• DATASET RECORDS
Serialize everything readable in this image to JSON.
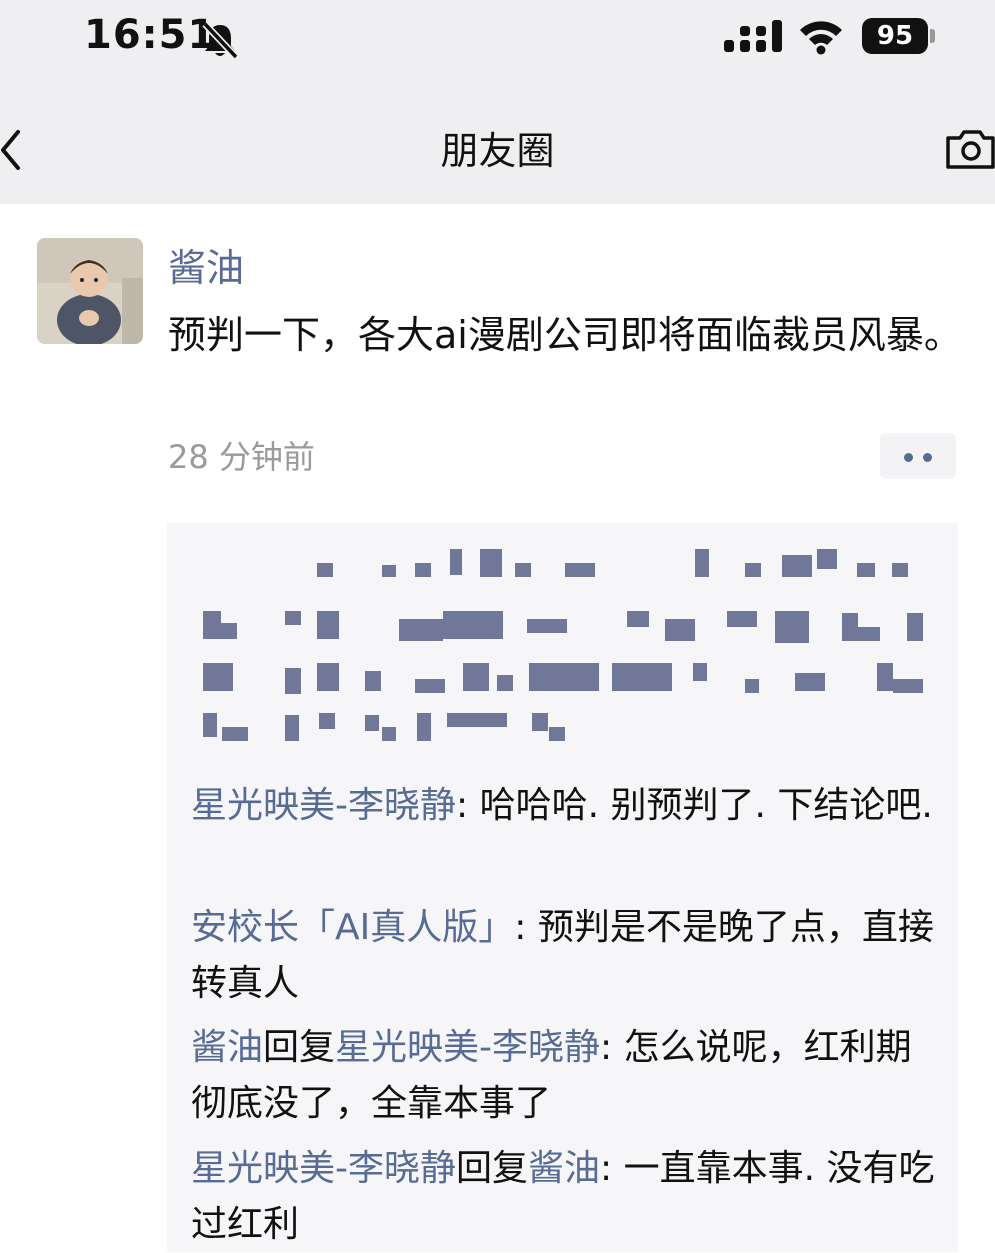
{
  "status_bar": {
    "time": "16:51",
    "battery": "95"
  },
  "nav": {
    "title": "朋友圈"
  },
  "post": {
    "author": "酱油",
    "text": "预判一下，各大ai漫剧公司即将面临裁员风暴。",
    "time": "28 分钟前"
  },
  "comments": [
    {
      "name": "星光映美-李晓静",
      "text": ": 哈哈哈. 别预判了. 下结论吧."
    },
    {
      "name": "安校长「AI真人版」",
      "text": ": 预判是不是晚了点，直接转真人"
    },
    {
      "name": "酱油",
      "reply_word": "回复",
      "target": "星光映美-李晓静",
      "text": ": 怎么说呢，红利期彻底没了，全靠本事了"
    },
    {
      "name": "星光映美-李晓静",
      "reply_word": "回复",
      "target": "酱油",
      "text": ": 一直靠本事. 没有吃过红利"
    }
  ],
  "colors": {
    "link": "#576b95",
    "top_bg": "#efeff1",
    "comment_bg": "#f6f6f8"
  }
}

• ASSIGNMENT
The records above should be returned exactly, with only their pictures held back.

• TASK ANSWER
Serialize everything readable in this image to JSON.
{
  "status_bar": {
    "time": "16:51",
    "battery": "95"
  },
  "nav": {
    "title": "朋友圈"
  },
  "post": {
    "author": "酱油",
    "text": "预判一下，各大ai漫剧公司即将面临裁员风暴。",
    "time": "28 分钟前"
  },
  "comments": [
    {
      "name": "星光映美-李晓静",
      "text": ": 哈哈哈. 别预判了. 下结论吧."
    },
    {
      "name": "安校长「AI真人版」",
      "text": ": 预判是不是晚了点，直接转真人"
    },
    {
      "name": "酱油",
      "reply_word": "回复",
      "target": "星光映美-李晓静",
      "text": ": 怎么说呢，红利期彻底没了，全靠本事了"
    },
    {
      "name": "星光映美-李晓静",
      "reply_word": "回复",
      "target": "酱油",
      "text": ": 一直靠本事. 没有吃过红利"
    }
  ],
  "colors": {
    "link": "#576b95",
    "top_bg": "#efeff1",
    "comment_bg": "#f6f6f8"
  }
}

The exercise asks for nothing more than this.